Saturday, December 27, 2008

net pricing? I don't think so.

Where would we be without RRP? Here's an extract from an emailed ad from a prominent bookselling chain:

* Offer ends 31st December 2008. Percentage off Publisher's Recommended Retail price. Excludes already reduced titles, educational text books, DVDs, CDs, videos, online digital and audible products, online purchases, gift cards and special orders.

Without RRP, as an industry, we have no baseline, and because as an industry we have so many products coming out each month, there needs to a measure of value for the consumer. That seems to be one of the over-riding features of our industry - a lot of fresh "product" monthly. It's why the discount department stores like books - fresh new "product" to bring in the shoppers. It's a lottery, a gamble, a horse-race (which is part of the excitement) but a few of those books will be winners.

The arguments for net pricing all seem to be part of the same general argument of which the particular arguments against territorial copyright form a part - "let's unfetter the retailer to maximize profit". Is the intent a transfer of profit from the author and publisher and other creators?

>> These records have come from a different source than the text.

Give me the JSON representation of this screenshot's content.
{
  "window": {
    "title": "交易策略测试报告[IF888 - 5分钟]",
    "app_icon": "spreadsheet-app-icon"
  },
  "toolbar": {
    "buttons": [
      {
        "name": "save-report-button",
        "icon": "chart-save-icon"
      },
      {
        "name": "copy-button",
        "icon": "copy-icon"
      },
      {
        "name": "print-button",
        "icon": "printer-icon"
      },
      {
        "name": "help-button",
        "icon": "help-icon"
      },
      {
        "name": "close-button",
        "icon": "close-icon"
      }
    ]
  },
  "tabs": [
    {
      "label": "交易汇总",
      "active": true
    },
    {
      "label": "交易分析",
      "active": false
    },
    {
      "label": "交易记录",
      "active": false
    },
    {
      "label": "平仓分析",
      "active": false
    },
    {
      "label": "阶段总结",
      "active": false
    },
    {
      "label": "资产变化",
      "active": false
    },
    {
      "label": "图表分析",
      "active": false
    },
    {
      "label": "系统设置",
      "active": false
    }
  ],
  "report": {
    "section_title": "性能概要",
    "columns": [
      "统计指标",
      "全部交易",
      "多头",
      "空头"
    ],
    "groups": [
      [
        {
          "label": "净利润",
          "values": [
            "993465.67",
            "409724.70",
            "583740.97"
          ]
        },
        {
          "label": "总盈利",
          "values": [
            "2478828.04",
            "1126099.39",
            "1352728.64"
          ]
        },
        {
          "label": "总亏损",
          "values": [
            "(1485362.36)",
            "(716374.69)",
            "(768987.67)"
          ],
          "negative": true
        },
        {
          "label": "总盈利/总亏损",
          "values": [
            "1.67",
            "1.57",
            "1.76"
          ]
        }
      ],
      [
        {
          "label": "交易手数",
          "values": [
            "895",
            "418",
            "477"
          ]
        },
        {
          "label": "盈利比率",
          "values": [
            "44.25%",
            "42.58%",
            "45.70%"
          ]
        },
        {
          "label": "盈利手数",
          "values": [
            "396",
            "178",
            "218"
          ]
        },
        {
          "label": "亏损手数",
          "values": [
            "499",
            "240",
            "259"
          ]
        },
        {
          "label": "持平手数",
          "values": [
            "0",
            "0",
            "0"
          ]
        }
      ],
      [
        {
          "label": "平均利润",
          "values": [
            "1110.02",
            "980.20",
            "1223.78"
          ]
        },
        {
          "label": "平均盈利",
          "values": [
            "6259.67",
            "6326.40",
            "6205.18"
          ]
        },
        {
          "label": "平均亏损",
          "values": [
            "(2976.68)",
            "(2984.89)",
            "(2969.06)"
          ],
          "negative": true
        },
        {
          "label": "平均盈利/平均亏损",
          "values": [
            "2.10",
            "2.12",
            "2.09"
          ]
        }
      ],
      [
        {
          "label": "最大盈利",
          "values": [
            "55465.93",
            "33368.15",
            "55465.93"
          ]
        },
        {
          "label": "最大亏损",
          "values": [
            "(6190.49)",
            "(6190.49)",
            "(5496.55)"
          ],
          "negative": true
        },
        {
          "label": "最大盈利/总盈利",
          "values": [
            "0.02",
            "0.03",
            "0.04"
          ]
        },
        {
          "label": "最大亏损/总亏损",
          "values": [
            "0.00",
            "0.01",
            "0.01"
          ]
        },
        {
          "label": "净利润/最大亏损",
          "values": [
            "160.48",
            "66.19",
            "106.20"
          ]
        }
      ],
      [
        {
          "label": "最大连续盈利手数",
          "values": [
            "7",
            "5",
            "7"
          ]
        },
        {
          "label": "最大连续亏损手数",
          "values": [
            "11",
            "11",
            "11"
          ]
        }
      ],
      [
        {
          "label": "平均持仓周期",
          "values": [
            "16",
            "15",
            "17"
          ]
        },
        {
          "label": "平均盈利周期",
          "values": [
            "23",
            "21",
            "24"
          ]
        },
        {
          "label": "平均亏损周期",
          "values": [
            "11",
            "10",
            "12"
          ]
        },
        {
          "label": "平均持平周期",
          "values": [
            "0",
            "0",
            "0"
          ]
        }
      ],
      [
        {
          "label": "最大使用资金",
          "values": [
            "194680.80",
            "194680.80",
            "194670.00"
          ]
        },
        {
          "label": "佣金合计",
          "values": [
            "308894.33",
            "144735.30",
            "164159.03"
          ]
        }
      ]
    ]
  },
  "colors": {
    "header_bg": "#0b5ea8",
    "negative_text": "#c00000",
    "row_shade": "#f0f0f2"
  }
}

Wednesday, December 17, 2008

National Youth Self Portrait Prize 2009

The National Portrait Gallery is running a competition. The gallery invites all young Australians between 18 and 25 to enter. (I'm not sure why the lower limit is so old.) 

future of children's TV shows

At black dog, we're passionate about Australian children finding themselves in Australian books - fiction and non-fiction - as well as being being able to read the best in the world. We don't want the local to be swamped by the global. So, it's always interesting to see what is happening in the parallel world of children's television. And the comments of the British TV executive Nigel Pickard are fascinating in today's Green Guide in the Age. It's not online as yet so I can't provide a link as yet, but I'll come back and do so.

The comments that resonated with me:
"Almost every territory you go in to in the world, the top 10 programs will be local programs. You only have to look at what's happening here in Australia with the success of domestic drama this year against bought in drama things like Underbelly and Packed to the Rafters. It's the same for kids' audiences; those shows rate well and have a resonance for the audience."

And while stressing that his campaign for more locally produced content is not an attack on US content (or Oz content in the UK market): "It's a question of balance and ensuring that you have programs available to these kids that does reflect their own culture and lifestyle. A good program is a good program (regardless of origin); just make sure there's enough from your own territory."

His plea for regulation on broadcasters for local content sits well, I think, with the Australian publishers defence of territorial copyright — we have to actively defend local content in TV and in books.

Tuesday, December 16, 2008

Worth a look if you're interested in cover design

especially Mark Melnick's comments below. Penguin US with a $0 design budget?!

Sunday, December 14, 2008

Mr Carr's argument for the elimination of territorial copyright

Bob Carr's article in the Weekend Australian (‘The Forum’ 13-14 December 2008) made for interesting reading.

I don't see that removing territorial copyright restriction will mean more books in working-class homes, especially children's books, which I read as the core of Mr Carr's article. I just don't see the argument that books will be cheaper if territorial copyright is removed. We're a market that covers a lot of miles internally and is far away from most other places, especially the US and the UK (the main book markets), so we're expensive to ship books to and to ship them around, so our books will be comparatively expensive however they are sourced. Look at the P&P costs Amazon charges.

There will be fewer children's books in Australian homes (that include children) if Australian children can't find themselves in the books they read. In the long run they'll be less interested in the reading habit if they're always having to read about other people, somewhere else. Is an open market a disincentive to local publishing? I think it is. If we're successful, as publisher and author, first here and then we sell overseas then a bookseller can import these successful books from the foreign publisher and cut our revenue and our author's revenue, then we'll both be struggling to survive professionally. It's the successful books in terms of sales that keep us around to publish another day. Eliminating territorial copyright would be disincentive to sell our books overseas, which the Australian children's publishing industry has been extremely good at doing. Eliminating territorial copyright condemns us to being an importing culture not an exporting culture. Neither the US or the UK are planning to get rid of their territorial copyright provisions.